Expanding Rows Using Power Query

I had an interesting question from one of my book readers and I thought it would make a good blog article. There are many ways of solving this problem, and I blogged about solving a similar problem Fill Table with Last Survey Result using DAX here. The solution I am providing in this blog post is using Power Query.

The Problem

Suppose you have data in the form of dates (not consecutive) with a value for each of the dates (see the table below left side). You need to expand the rows of the table (create the missing rows) so that you will have all the consecutive dates in the given range and each of the dates has the previous updated value (see the table below right side).


The Solution

The way I arrived at the solution was to do the following steps in Power Query.

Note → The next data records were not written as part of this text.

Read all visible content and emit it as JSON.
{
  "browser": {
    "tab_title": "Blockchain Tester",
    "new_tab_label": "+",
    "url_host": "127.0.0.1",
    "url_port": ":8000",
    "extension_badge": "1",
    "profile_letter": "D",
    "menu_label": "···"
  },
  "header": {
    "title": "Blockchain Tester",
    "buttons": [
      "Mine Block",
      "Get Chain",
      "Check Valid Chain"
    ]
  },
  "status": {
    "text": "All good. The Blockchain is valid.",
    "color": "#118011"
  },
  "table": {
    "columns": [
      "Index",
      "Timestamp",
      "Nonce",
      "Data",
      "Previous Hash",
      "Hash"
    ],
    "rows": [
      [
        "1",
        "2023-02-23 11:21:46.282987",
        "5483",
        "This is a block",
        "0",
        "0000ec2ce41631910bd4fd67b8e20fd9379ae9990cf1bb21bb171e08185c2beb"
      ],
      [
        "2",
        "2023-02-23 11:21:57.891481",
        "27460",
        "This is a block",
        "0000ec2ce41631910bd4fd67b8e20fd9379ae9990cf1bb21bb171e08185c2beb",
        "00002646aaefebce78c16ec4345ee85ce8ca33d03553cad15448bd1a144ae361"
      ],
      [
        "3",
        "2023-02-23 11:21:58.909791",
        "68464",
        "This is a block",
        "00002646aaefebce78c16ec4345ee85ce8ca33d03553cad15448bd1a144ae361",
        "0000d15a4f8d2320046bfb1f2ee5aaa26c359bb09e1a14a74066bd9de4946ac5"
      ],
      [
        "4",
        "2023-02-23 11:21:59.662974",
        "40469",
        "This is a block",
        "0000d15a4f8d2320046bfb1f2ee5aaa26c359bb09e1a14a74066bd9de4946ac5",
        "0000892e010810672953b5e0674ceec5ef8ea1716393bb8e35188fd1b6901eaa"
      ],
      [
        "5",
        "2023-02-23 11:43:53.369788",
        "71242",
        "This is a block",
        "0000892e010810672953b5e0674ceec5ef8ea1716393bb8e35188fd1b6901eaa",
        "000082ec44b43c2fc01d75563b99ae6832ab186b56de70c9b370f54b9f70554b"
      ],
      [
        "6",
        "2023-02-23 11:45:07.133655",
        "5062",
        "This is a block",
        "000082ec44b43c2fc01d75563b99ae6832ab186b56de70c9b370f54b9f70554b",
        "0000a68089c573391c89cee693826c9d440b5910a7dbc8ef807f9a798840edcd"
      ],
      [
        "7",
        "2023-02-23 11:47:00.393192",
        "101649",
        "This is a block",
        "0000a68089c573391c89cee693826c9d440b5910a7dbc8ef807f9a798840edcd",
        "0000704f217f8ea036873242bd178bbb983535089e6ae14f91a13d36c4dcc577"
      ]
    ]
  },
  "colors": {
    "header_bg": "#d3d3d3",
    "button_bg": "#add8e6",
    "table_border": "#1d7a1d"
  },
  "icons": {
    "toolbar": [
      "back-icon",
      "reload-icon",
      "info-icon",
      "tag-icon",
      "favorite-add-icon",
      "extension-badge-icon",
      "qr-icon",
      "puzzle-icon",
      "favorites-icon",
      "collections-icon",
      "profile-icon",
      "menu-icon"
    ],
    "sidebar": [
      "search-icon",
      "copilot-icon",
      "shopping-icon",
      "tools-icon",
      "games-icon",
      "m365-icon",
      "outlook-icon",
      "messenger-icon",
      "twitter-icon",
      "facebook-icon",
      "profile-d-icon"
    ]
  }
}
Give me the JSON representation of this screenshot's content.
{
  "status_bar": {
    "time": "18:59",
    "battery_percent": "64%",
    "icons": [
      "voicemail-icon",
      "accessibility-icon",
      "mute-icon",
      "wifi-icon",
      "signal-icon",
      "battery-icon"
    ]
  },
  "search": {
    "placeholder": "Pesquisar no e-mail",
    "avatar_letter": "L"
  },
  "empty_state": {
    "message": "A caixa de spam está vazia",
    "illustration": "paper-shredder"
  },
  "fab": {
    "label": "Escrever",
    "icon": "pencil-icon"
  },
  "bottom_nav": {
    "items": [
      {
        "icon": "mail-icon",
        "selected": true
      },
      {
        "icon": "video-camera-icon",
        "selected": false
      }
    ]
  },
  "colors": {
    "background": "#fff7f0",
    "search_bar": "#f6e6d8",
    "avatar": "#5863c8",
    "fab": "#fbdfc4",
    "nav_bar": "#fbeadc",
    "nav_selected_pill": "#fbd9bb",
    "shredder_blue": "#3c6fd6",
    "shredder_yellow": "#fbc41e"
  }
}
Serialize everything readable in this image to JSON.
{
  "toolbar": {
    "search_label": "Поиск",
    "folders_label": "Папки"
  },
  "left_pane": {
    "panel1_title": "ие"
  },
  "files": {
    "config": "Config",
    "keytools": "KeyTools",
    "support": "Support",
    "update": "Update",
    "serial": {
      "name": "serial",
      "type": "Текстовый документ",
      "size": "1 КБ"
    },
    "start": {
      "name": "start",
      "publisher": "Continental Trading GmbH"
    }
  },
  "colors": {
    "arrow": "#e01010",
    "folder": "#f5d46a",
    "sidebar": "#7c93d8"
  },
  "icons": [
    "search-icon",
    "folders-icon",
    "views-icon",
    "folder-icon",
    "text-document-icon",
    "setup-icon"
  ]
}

  1. Load the data table (table on the left side above) into Power Query.
  2. Extract the min date or the first date (12/04/2019 in this example). You can use the Power Query UI to generate the code to do this.
  3. Extract the max date or the last date (23/04/2019 in this example). You can use the Power Query UI to generate the code to do this.
  4. Find the total number of days from min date to max date. This is the duration in days (12 days in this example). You can use M Duration.days function for this.
  5. Create a list of dates from min date to max date, both inclusive. You can use M List.Dates function for this.
  6. Convert the list to table.
  7. Merge this query with the data table query (from step 1).
  8. Sort the resulting table by Date column in ascending order.
  9. Use Fill Down option to fill the null values with the previous non-null value in the column.

Close & Apply the query changes and your resulting solution table gets loaded into Power BI Desktop.

YouTube Video

I recorded how to do all the steps mentioned above in the following YouTube video.

Want to Learn Power Query in a Structured Way?

My Power Query Online training course consists of 7.5 hours of online video training material that will teach you everything you need to know about using this fabulous tool for both Power BI and Excel. You can watch some free sample videos and find out more about registration following the link above.



  1. Thanks Matt, your video inspires me to solve a similar problem by using List.Generate where I need to repeat items according to the number next to it.
    I love Power Query! 🙂

Leave a Reply